In 2001, the Government reduced the tax on diesel to encourage its use as a cleaner fuel source, only to determine by 2015 that this was absolutely not the case! Now it is the turn of wood. A new wood-assured policy is now in place whereby only seasoned timber, ideally hardwood, with a moisture content of up to 20% is burned in hearths and stoves. If you cut the wood yourself, the advice is to season it for 2 years and carry out regular servicing of the wood-burning stove.
A wood-burning stove is a heating appliance capable of burning wood fuel and wood-derived biomass, such as wood pellets (as biomass tends to have a very low energy density compared to fossil fuels). There should be a plate in open view on the appliance stating what fuel it uses. Generally the burner consists of a solid metal, cast iron or steel, closed fire chamber with flue, fire brick base and rear shield, plus adjustable air controls. The appliance then connects, in the majority of cases, to a suitable chimney or flue which will fill with hot combustion gases once the fuel is ignited. The flue gases must then become hotter than the outdoor temperature to ensure the combustion gases are drawn out of the fire chamber and up the chimney – simple!
Wood-burning stoves require sweeping more often than an open fire – twice yearly is advised – if they are in regular use. A carbon monoxide alarm is also essential and it is good practice to attach a proprietary heat thermometer to the flue of any wood burning stove to monitor the flue temperatures. These considerations are especially important with thatched properties and the buildings insurance provider may have specific requirements in relation to the matter – specifically what types of cowls, chimney pots, spark guards, etc. may be required if you choose to make use of the fireplace.
Similarly, there are often strict guidelines as to the proximity of outside lights in relation to the thatch eaves. Even modern efficient multi-fuel burners can be a cause for concern if not properly installed and maintained, whilst poor flue liners cause many fires. The intense heat passing up the flue over a long period of time, can transfer heat through a bad or worn lining and/or old brickwork, thus causing the thatch to ignite from the inside.
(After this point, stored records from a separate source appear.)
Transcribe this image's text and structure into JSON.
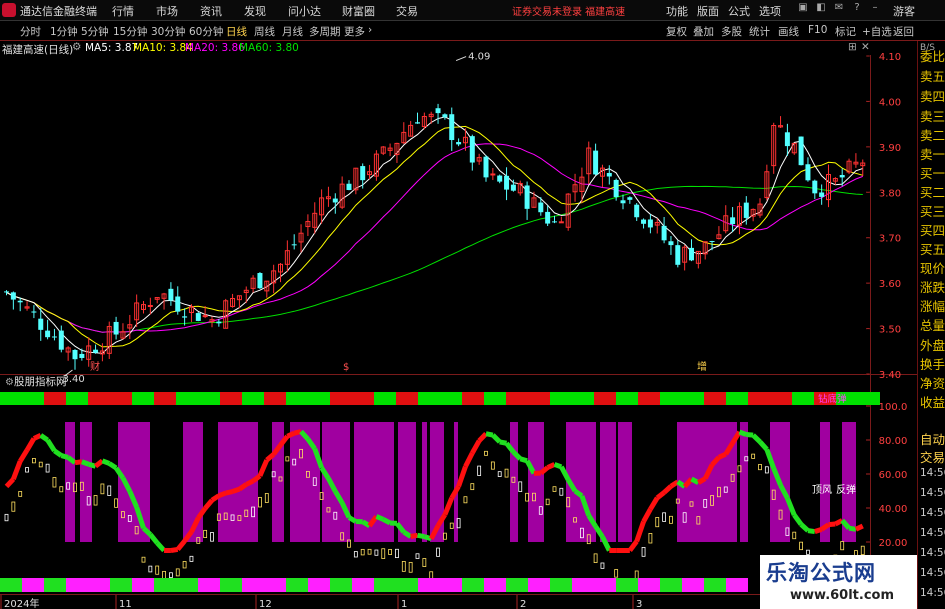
{
  "app": {
    "name": "通达信金融终端",
    "login_status": "证券交易未登录 福建高速"
  },
  "menu": [
    "行情",
    "市场",
    "资讯",
    "发现",
    "问小达",
    "财富圈",
    "交易"
  ],
  "right_menu": [
    "功能",
    "版面",
    "公式",
    "选项",
    "游客"
  ],
  "timeframes": [
    "分时",
    "1分钟",
    "5分钟",
    "15分钟",
    "30分钟",
    "60分钟",
    "日线",
    "周线",
    "月线",
    "多周期",
    "更多"
  ],
  "active_timeframe": "日线",
  "toolbar_right": [
    "复权",
    "叠加",
    "多股",
    "统计",
    "画线",
    "F10",
    "标记",
    "+自选",
    "返回"
  ],
  "stock": {
    "title": "福建高速(日线)"
  },
  "ma": [
    {
      "label": "MA5: 3.87",
      "color": "#ffffff"
    },
    {
      "label": "MA10: 3.84",
      "color": "#ffff00"
    },
    {
      "label": "MA20: 3.86",
      "color": "#ff00ff"
    },
    {
      "label": "MA60: 3.80",
      "color": "#00e000"
    }
  ],
  "price_axis": [
    "4.10",
    "4.00",
    "3.90",
    "3.80",
    "3.70",
    "3.60",
    "3.50",
    "3.40"
  ],
  "annotations": {
    "high": "4.09",
    "low": "3.40"
  },
  "event_markers": [
    "财",
    "$",
    "增"
  ],
  "indicator": {
    "name": "股朋指标网",
    "tag": "钻底弹",
    "labels": [
      "顶风",
      "反弹"
    ]
  },
  "indicator_axis": [
    "100.0",
    "80.00",
    "60.00",
    "40.00",
    "20.00"
  ],
  "date_axis": [
    "2024年",
    "11",
    "12",
    "1",
    "2",
    "3"
  ],
  "side_items": [
    "委比",
    "卖五",
    "卖四",
    "卖三",
    "卖二",
    "卖一",
    "买一",
    "买二",
    "买三",
    "买四",
    "买五",
    "现价",
    "涨跌",
    "涨幅",
    "总量",
    "外盘",
    "换手",
    "净资",
    "收益",
    "自动",
    "交易"
  ],
  "side_times": [
    "14:56",
    "14:56",
    "14:56",
    "14:56",
    "14:56",
    "14:56",
    "14:56"
  ],
  "watermark": {
    "title": "乐淘公式网",
    "url": "www.60lt.com"
  },
  "colors": {
    "up": "#ff3232",
    "down": "#54ffff",
    "ma5": "#ffffff",
    "ma10": "#ffff00",
    "ma20": "#ff00ff",
    "ma60": "#00e000",
    "band": "#a000a0",
    "accent_red": "#c8102e"
  }
}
It is therefore essential that the right flue lining (double skinned) be installed by a specialist who first considers the condition of the stack and its suitability for receiving intense heat. In the event a material change is made to a chimney stack or to the appliance in a combustion system, it will necessitate a thorough upgrade in accordance with modern building regulations implemented in 2001.